BHP Billiton to cut 163 jobs at Mount Arthur coal mine in Australia

3 July 2014 (Last Updated July 3rd, 2014 18:30)

Anglo-Australian mining giant BHP Billiton will axe 163 jobs at its Mount Arthur open cut coal mine near Muswellbrook, to trim costs amidst falling coal prices.

BHP_Billiton_Mt_Arthur

Anglo-Australian mining giant BHP Billiton will axe 163 jobs at its Mount Arthur open cut coal mine near Muswellbrook, to trim costs amidst falling coal prices.

BHP Billiton New South Wales energy coal asset president Peter Sharpe said the changes will be effective in the next couple of months after the company holds consultations with the affected employees and the unions.

"The purpose of this transformation exercise is to ensure that our operations remain sustainable for the long term, and we will continue to assess opportunities and make the necessary adjustments," Sharpe said.

The job cuts will affect 89 staff members, 55 production employees and 19 contractors. The latest round brings the total number of job cuts at the mine to 250 since June when 100 contractors were removed.

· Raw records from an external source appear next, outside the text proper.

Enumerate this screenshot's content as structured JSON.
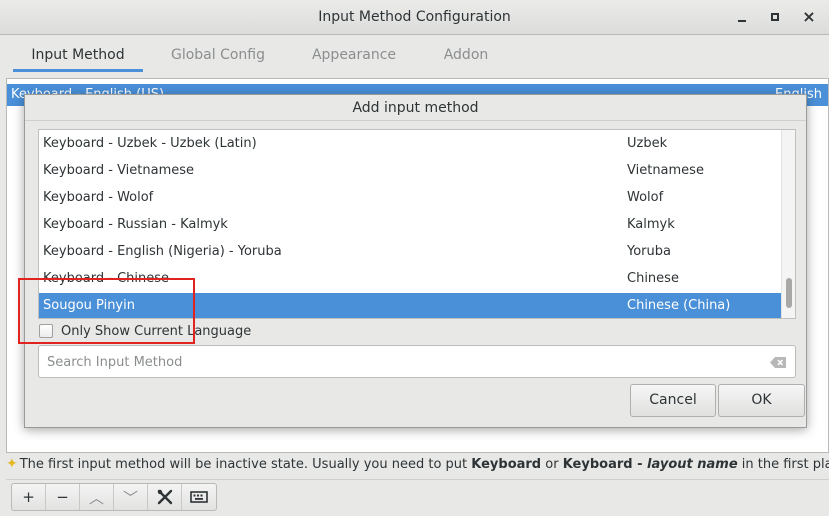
{
  "window": {
    "title": "Input Method Configuration",
    "controls": {
      "minimize": "minimize",
      "maximize": "maximize",
      "close": "×"
    }
  },
  "tabs": [
    {
      "label": "Input Method",
      "active": true
    },
    {
      "label": "Global Config",
      "active": false
    },
    {
      "label": "Appearance",
      "active": false
    },
    {
      "label": "Addon",
      "active": false
    }
  ],
  "main_list": {
    "selected_row": {
      "name": "Keyboard - English (US)",
      "language": "English"
    }
  },
  "hint": {
    "prefix": "The first input method will be inactive state. Usually you need to put ",
    "bold1": "Keyboard",
    "mid": " or ",
    "bold2": "Keyboard - ",
    "italic": "layout name",
    "suffix": " in the first place."
  },
  "toolbar": {
    "add": "+",
    "remove": "−",
    "up": "︿",
    "down": "﹀",
    "configure_icon": "tools-icon",
    "keyboard_icon": "keyboard-icon"
  },
  "dialog": {
    "title": "Add input method",
    "rows": [
      {
        "name": "Keyboard - Uzbek - Uzbek (Latin)",
        "language": "Uzbek",
        "selected": false
      },
      {
        "name": "Keyboard - Vietnamese",
        "language": "Vietnamese",
        "selected": false
      },
      {
        "name": "Keyboard - Wolof",
        "language": "Wolof",
        "selected": false
      },
      {
        "name": "Keyboard - Russian - Kalmyk",
        "language": "Kalmyk",
        "selected": false
      },
      {
        "name": "Keyboard - English (Nigeria) - Yoruba",
        "language": "Yoruba",
        "selected": false
      },
      {
        "name": "Keyboard - Chinese",
        "language": "Chinese",
        "selected": false
      },
      {
        "name": "Sougou Pinyin",
        "language": "Chinese (China)",
        "selected": true
      }
    ],
    "only_show_current_language": {
      "label": "Only Show Current Language",
      "checked": false
    },
    "search": {
      "placeholder": "Search Input Method",
      "value": ""
    },
    "cancel_label": "Cancel",
    "ok_label": "OK"
  },
  "colors": {
    "accent": "#4a90d9",
    "annotation": "#e0231e",
    "hint_star": "#e5b820"
  }
}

"The changes will be effective in the next couple of months after the company holds consultations with the affected employees and the unions."

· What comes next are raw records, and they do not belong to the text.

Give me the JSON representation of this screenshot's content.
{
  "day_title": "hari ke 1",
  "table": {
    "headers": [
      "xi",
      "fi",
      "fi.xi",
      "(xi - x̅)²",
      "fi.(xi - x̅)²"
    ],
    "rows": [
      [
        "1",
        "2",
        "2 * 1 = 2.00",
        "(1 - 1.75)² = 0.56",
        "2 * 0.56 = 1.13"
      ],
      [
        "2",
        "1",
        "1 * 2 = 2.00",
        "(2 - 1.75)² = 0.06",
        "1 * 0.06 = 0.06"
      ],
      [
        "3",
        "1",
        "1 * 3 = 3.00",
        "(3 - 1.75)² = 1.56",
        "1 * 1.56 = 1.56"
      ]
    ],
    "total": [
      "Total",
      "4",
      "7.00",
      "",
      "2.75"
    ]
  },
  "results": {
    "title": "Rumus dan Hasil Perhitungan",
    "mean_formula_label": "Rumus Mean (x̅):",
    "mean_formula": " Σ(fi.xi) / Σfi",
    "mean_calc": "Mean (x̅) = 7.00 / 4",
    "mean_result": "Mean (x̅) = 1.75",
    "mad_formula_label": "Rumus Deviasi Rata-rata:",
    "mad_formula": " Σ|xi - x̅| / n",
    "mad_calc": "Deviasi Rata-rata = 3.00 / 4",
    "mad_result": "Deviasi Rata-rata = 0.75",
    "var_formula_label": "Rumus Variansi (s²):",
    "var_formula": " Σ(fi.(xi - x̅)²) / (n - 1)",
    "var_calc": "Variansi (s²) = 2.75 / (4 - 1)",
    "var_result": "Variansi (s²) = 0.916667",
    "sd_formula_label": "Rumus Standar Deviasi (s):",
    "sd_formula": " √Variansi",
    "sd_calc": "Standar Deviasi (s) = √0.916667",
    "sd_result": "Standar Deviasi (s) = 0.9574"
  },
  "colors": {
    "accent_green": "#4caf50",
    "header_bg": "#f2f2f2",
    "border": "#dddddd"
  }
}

A report released by ANZ Bank earlier this week stated that around 75,000 mining jobs are likely to be lost in the country over the next two years.

Federal Hunter MP Joel Fitzgibbon was quoted by ABC as saying that the latest job cuts are another example of why the region's coal industry needs community support. He added that governments need to be careful not to put too many constraints on the industry.

According to a paper released by The Australia Institute in June, the state governments in Australia spent $17.6bn over six years to support the mineral and fossil fuel industries. Queensland spent the largest at $9.5bn, followed by Western Australia at $6.2bn.

"State government assistance to the mineral and fossil fuel industries appears substantial even when compared to big budget items, such as health, education and law and order," the paper said.


Image: Declining coal prices are forcing mining companies in Australia to resort to job cuts. Photo: courtesy of Marcus Wong Wongm.

Energy